SMASH-PAKNAAN Core Housing and Drainage

In line with LinkBuild’s goal of achieving sustainability and scaling up housing delivery, it has also been extensively developing other programs aside from core housing — one of which is the Integrated Land and Housing (ILH), with a concept of mixed-income housing development, which would be a combination of socialized and economic housing in one development. The socialized housing component is intended for LinkBuild’s primary target group, families below the poverty threshold and those within the low-income bracket, while the economic housing component is intended for lower-middle-income families.
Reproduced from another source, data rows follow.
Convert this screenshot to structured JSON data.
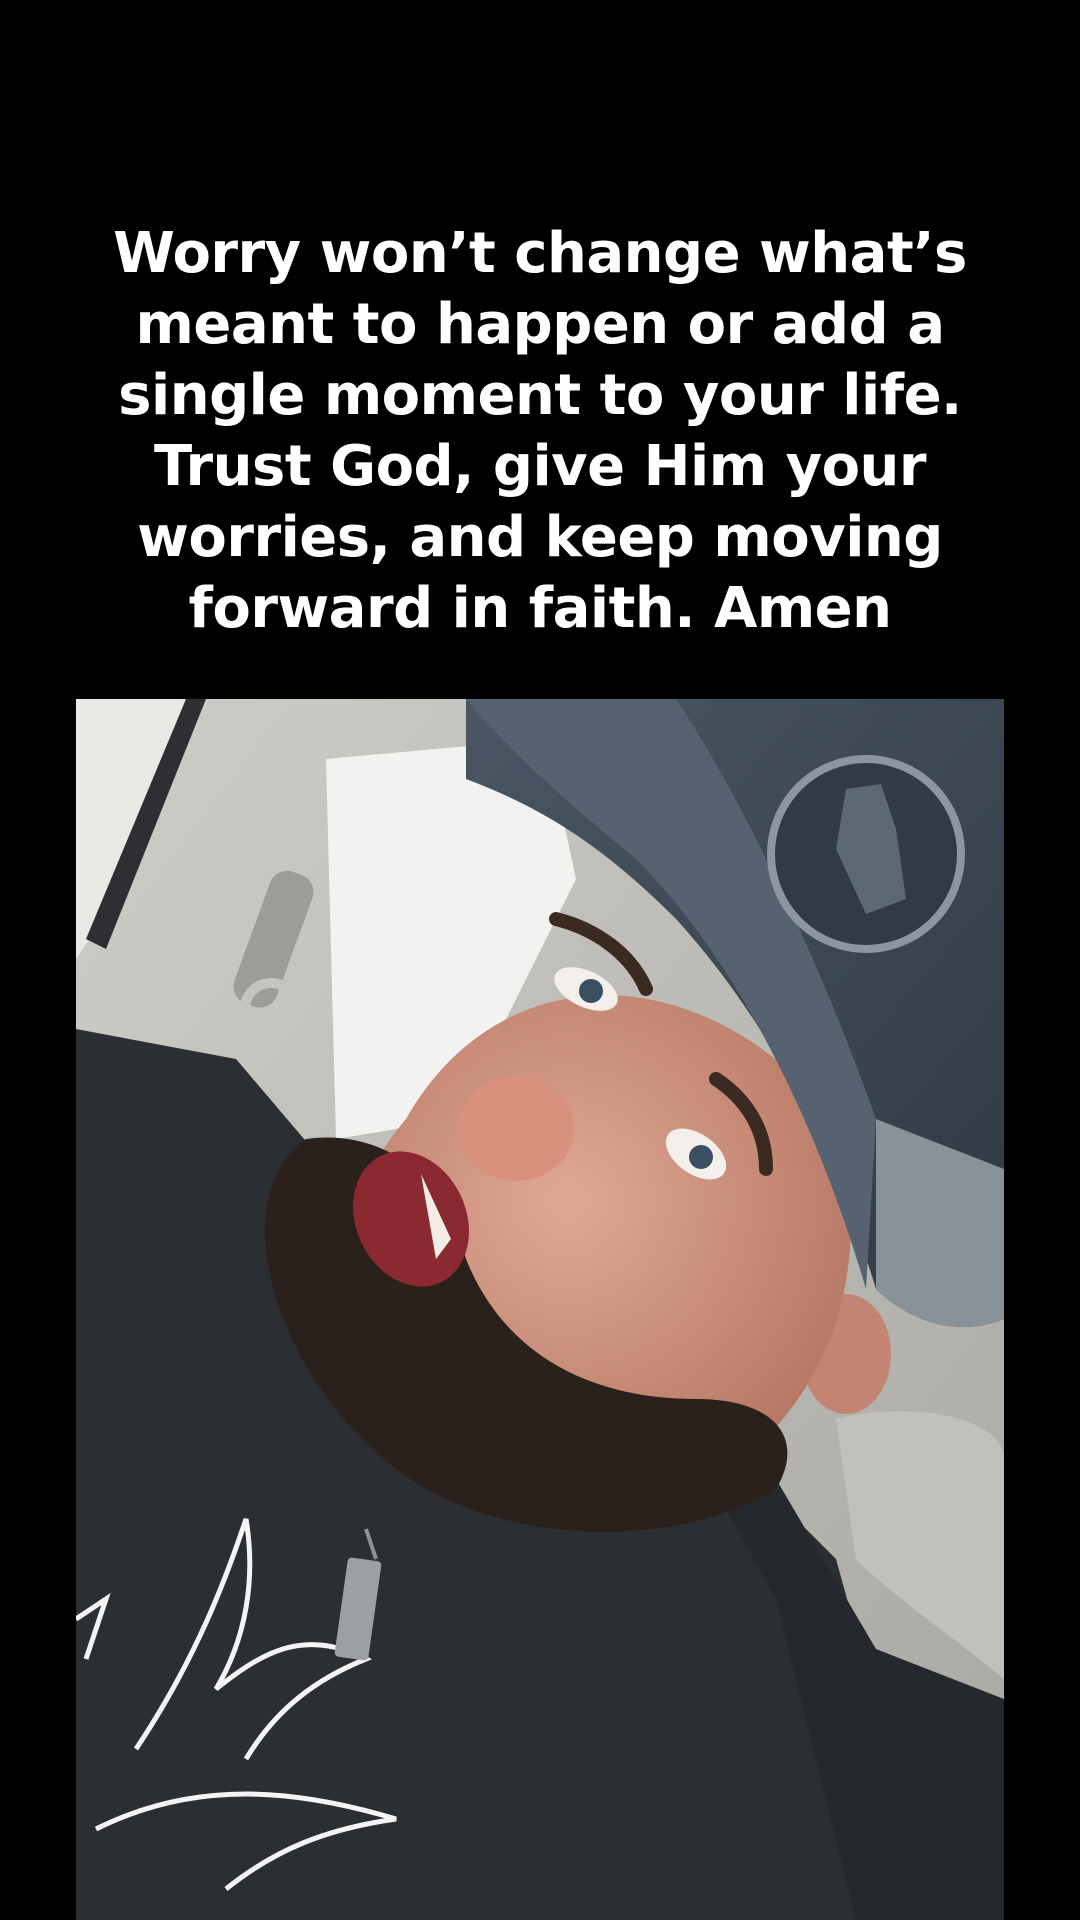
{
  "caption": {
    "lines": [
      "Worry won’t change what’s",
      "meant to happen or add a",
      "single moment to your life.",
      "Trust God, give Him your",
      "worries, and keep moving",
      "forward in faith. Amen"
    ]
  },
  "photo": {
    "subject": "man in cap speaking in car",
    "colors": {
      "background": "#000000",
      "car_interior": "#b9b7b1",
      "window_light": "#f2f3f1",
      "skin": "#c98c7a",
      "beard": "#2a211d",
      "cap": "#3e4a55",
      "shirt": "#2b2e32",
      "eagle_print": "#f4f4f4"
    }
  }
}
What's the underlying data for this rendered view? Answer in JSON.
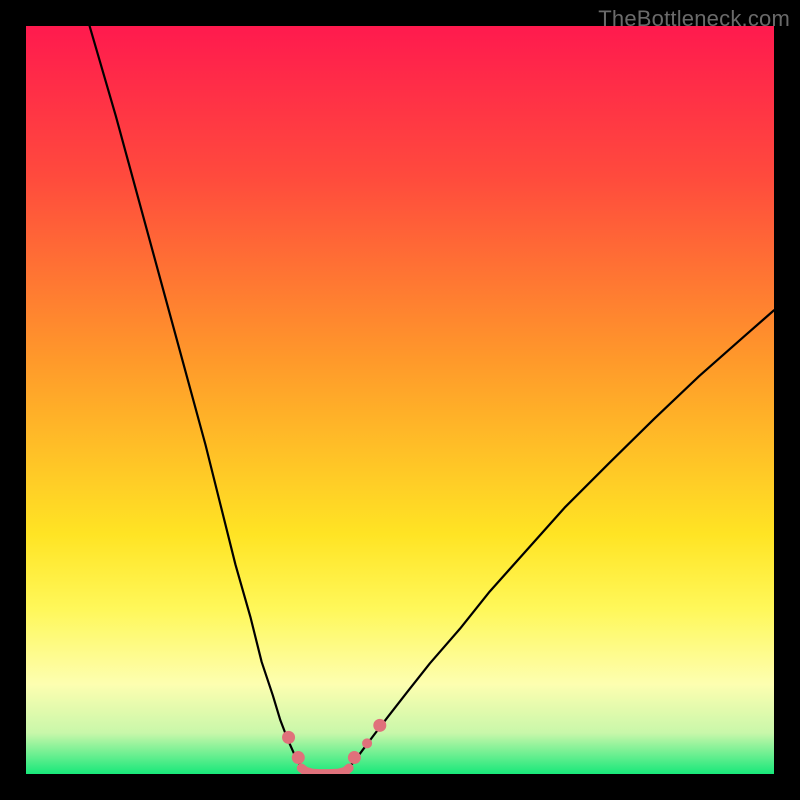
{
  "watermark": {
    "text": "TheBottleneck.com"
  },
  "chart_data": {
    "type": "line",
    "title": "",
    "xlabel": "",
    "ylabel": "",
    "xlim": [
      0,
      100
    ],
    "ylim": [
      0,
      100
    ],
    "grid": false,
    "legend": false,
    "background_gradient": {
      "stops": [
        {
          "offset": 0.0,
          "color": "#ff1a4e"
        },
        {
          "offset": 0.2,
          "color": "#ff4a3d"
        },
        {
          "offset": 0.45,
          "color": "#ff9a2a"
        },
        {
          "offset": 0.68,
          "color": "#ffe424"
        },
        {
          "offset": 0.78,
          "color": "#fff85a"
        },
        {
          "offset": 0.88,
          "color": "#fdfeb0"
        },
        {
          "offset": 0.945,
          "color": "#c9f7aa"
        },
        {
          "offset": 1.0,
          "color": "#18e87a"
        }
      ]
    },
    "series": [
      {
        "name": "left-curve",
        "color": "#000000",
        "width": 2.2,
        "x": [
          8.5,
          12,
          15,
          18,
          21,
          24,
          26,
          28,
          30,
          31.5,
          33,
          34,
          35,
          35.8,
          36.4,
          36.9,
          37.3
        ],
        "y": [
          100,
          88,
          77,
          66,
          55,
          44,
          36,
          28,
          21,
          15,
          10.5,
          7.2,
          4.6,
          2.8,
          1.6,
          0.8,
          0.3
        ]
      },
      {
        "name": "right-curve",
        "color": "#000000",
        "width": 2.2,
        "x": [
          42.6,
          43.1,
          43.9,
          45,
          46.5,
          48.5,
          51,
          54,
          58,
          62,
          67,
          72,
          78,
          84,
          90,
          96,
          100
        ],
        "y": [
          0.3,
          0.8,
          1.7,
          3.2,
          5.2,
          7.8,
          11,
          14.8,
          19.4,
          24.4,
          30,
          35.6,
          41.6,
          47.5,
          53.2,
          58.5,
          62
        ]
      },
      {
        "name": "bottom-segment",
        "color": "#e0717b",
        "width": 9,
        "x": [
          36.8,
          37.4,
          38.2,
          39.2,
          40.5,
          41.8,
          42.7,
          43.2
        ],
        "y": [
          0.8,
          0.35,
          0.12,
          0.05,
          0.05,
          0.12,
          0.35,
          0.8
        ]
      }
    ],
    "markers": [
      {
        "x": 35.1,
        "y": 4.9,
        "r": 6.5,
        "color": "#e0717b"
      },
      {
        "x": 36.4,
        "y": 2.2,
        "r": 6.5,
        "color": "#e0717b"
      },
      {
        "x": 43.9,
        "y": 2.2,
        "r": 6.5,
        "color": "#e0717b"
      },
      {
        "x": 45.6,
        "y": 4.1,
        "r": 5.0,
        "color": "#e0717b"
      },
      {
        "x": 47.3,
        "y": 6.5,
        "r": 6.5,
        "color": "#e0717b"
      }
    ]
  }
}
The intent of this concept is to maximize the value of the land and to ensure a housing development that is affordable and sustainable.

 

Another housing delivery program that LinkBuild is currently developing is its CMP Home Builder Program. In 2019, LinkBuild obtained accreditation from the Social Housing Finance Corporation as a CMP Home Builder, which means that communities can legitimately contract out the building of infrastructure and housing to LinkBuild, through their availment of second and third-stage CMP mortgage loans, respectively. LinkBuild is exploring the possible implementation of this program in several communities within and outside of the HPFPI. 

 

Lastly, LinkBuild is piloting its Bridge Finance Facility (BFF) program, which is intended for communities planning to purchase land through a loan from the Social Housing Finance Corporation’s Community Mortgage Program. This program intends to facilitate the provision of short-term loans to communities to lock in a land deal by providing immediate finance, such as earnest money or down payment, normally required by landowners. The bridge loan has a term of between eighteen months to two years and is repaid to LinkBuild either directly by the community, or by SHFC upon takeout of the community’s CMP loan.

 

As a way to expand the scope of the program and to increase its effectiveness in addressing bottlenecks to housing, LinkBuild is closely studying the potential market for bridge finance intended for other land acquisition processes such as land titling, individualization, and processing of other requirements.